Our introductions are typically four paragraphs long with each paragraph serving a specific role:
1. Context – First, it is important to explain the context of the research topic. Why is the general topic important? What is happening in the field today that makes this a valid topic of research?
2. Problem – Secondly, you present the problem . We typically start this paragraph with a “However,” phrase. Simple example: We have this awesome discovery in XYZ… However, using former methods it will take us 10 years to run the data. Each sentence in this paragraph should have a negative tone.
3. Solution – By this point, your readers should sympathize with how terrible this problem is and how there MUST be a solution (maybe a little dramatic, but you get my point). Paragraph three always starts with “in this paper” and a descritpion of what the paper proposes and how it solves the problem in the second paragraph.
4. Implication – The last paragraph in your introduction is the implication, which describes why your solution is important and moves the field forward. Typically, in this paragraph is where you summarize the experimental results and how they demonstrate that the solution solves the problem. This paragraph should answer the readers question of “so what?”.
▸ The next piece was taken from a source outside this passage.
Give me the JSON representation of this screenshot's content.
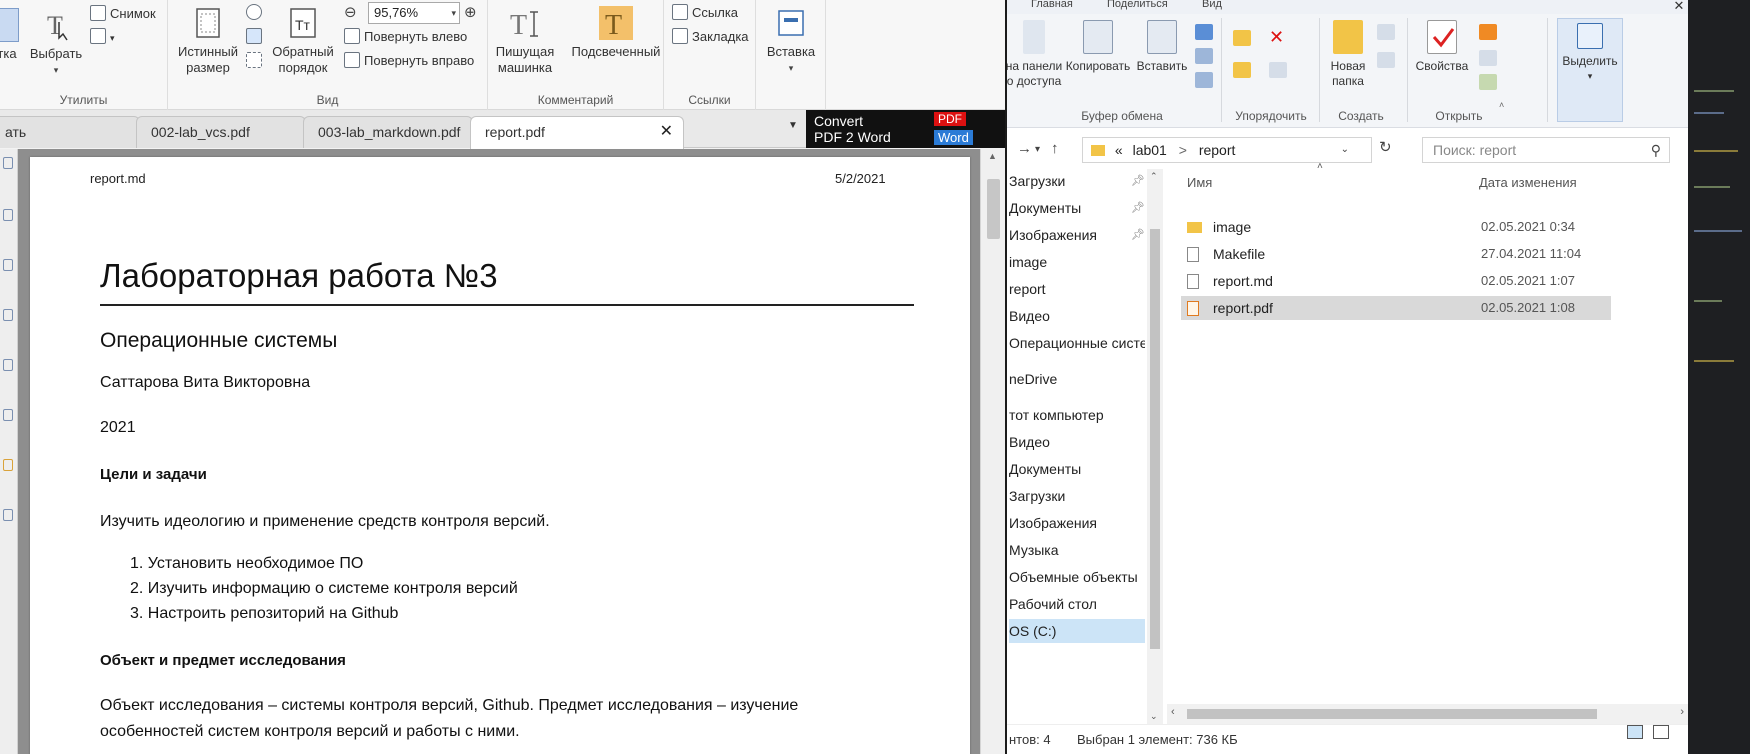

An example of the 4 paragraph introduction style is in the following paper:

Mangul, Serghei; Wu, Nicholas C; Mancuso, Nicholas; Zelikovsky, Alex; Sun, Ren; Eskin, Eleazar

Accurate viral population assembly from ultra-deep sequencing data. Journal Article

In: Bioinformatics, 30 (12), pp. i329-i337, 2014, ISSN: 1367-4811.

Abstract | Links | BibTeX

Most of our other papers in their final form do not follow this format exactly.  But many of them in earlier drafts used this template and then during the revision process, added a paragraph or two expanding one of the paragraphs in the template.  For example, this paper expanded the implication to two paragraphs:

Kang, Eun Yong; Han, Buhm; Furlotte, Nicholas; Joo, Jong Wha J; Shih, Diana; Davis, Richard C; Lusis, Aldons J; Eskin, Eleazar

Meta-Analysis Identifies Gene-by-Environment Interactions as Demonstrated in a Study of 4,965 Mice Journal Article

In: PLoS Genet, 10 (1), pp. e1004022, 2014, ISSN: 1553-7404.

Abstract | Links | BibTeX

and this paper expanded both the context and problem to two paragraphs each:

Sul, Jae Hoon; Han, Buhm ; Ye, Chun ; Choi, Ted ; Eskin, Eleazar

Effectively Identifying eQTLs from Multiple Tissues by Combining Mixed Model and Meta-analytic Approaches Journal Article

In: PLoS Genet, 9 (6), pp. e1003491, 2013, ISSN: 1553-7404.

Abstract | Links | BibTeX

For methods papers, sometimes what are proposing is an incremental improvement over another solution. In this case, moving from the context to the problem is very difficult without explaining the other solution. For this scenario, we suggest the following six-paragraph structure:
Problem 1 (the BIG problem)
Solution 1 (the previous method)
Problem 2 (Why does the previous method fall short?)
Solution 2 (“In this paper” you are going to improve Solution 1)

An example of 6 paragraph introductions where the 3rd and 4th paragraph were merged is:

Furlotte, Nicholas A; Kang, Eun Yong; Nas, Atila Van; Farber, Charles R; Lusis, Aldons J; Eskin, Eleazar

Increasing Association Mapping Power and Resolution in Mouse Genetic Studies Through the Use of Meta-analysis for Structured Populations. Journal Article

In: Genetics, 191 (3), pp. 959-67, 2012, ISSN: 1943-2631.

Abstract | Links | BibTeX

There it is… the beginning to a great paper (at least we like to think so!). Will this work for you? Have other ideas? Let us know in the comments below!